# [What is expected]
Every record must be retyped exactly as it reads.

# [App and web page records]
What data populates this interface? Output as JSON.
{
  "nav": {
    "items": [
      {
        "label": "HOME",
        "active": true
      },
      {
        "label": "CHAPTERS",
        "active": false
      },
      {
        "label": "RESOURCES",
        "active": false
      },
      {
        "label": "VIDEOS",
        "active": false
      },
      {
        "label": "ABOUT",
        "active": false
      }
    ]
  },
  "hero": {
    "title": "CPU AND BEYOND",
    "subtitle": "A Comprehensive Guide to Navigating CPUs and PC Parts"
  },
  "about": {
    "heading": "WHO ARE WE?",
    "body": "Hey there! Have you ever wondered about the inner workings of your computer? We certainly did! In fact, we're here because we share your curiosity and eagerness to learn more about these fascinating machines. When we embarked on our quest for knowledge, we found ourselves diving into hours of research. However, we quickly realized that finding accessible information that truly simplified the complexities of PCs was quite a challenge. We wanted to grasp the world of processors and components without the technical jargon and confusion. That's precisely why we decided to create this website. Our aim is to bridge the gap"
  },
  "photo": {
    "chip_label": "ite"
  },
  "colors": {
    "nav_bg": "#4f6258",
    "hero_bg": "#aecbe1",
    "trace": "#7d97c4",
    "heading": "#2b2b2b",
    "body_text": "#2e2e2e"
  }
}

# [Task result]
What data populates this interface? Output as JSON.
{
  "nav": {
    "items": [
      {
        "label": "HOME",
        "active": true
      },
      {
        "label": "CHAPTERS",
        "active": false
      },
      {
        "label": "RESOURCES",
        "active": false
      },
      {
        "label": "VIDEOS",
        "active": false
      },
      {
        "label": "ABOUT",
        "active": false
      }
    ]
  },
  "hero": {
    "title": "CPU AND BEYOND",
    "subtitle": "A Comprehensive Guide to Navigating CPUs and PC Parts"
  },
  "about": {
    "heading": "WHO ARE WE?",
    "body": "Hey there! Have you ever wondered about the inner workings of your computer? We certainly did! In fact, we're here because we share your curiosity and eagerness to learn more about these fascinating machines. When we embarked on our quest for knowledge, we found ourselves diving into hours of research. However, we quickly realized that finding accessible information that truly simplified the complexities of PCs was quite a challenge. We wanted to grasp the world of processors and components without the technical jargon and confusion. That's precisely why we decided to create this website. Our aim is to bridge the gap"
  },
  "photo": {
    "chip_label": "ite"
  },
  "colors": {
    "nav_bg": "#4f6258",
    "hero_bg": "#aecbe1",
    "trace": "#7d97c4",
    "heading": "#2b2b2b",
    "body_text": "#2e2e2e"
  }
}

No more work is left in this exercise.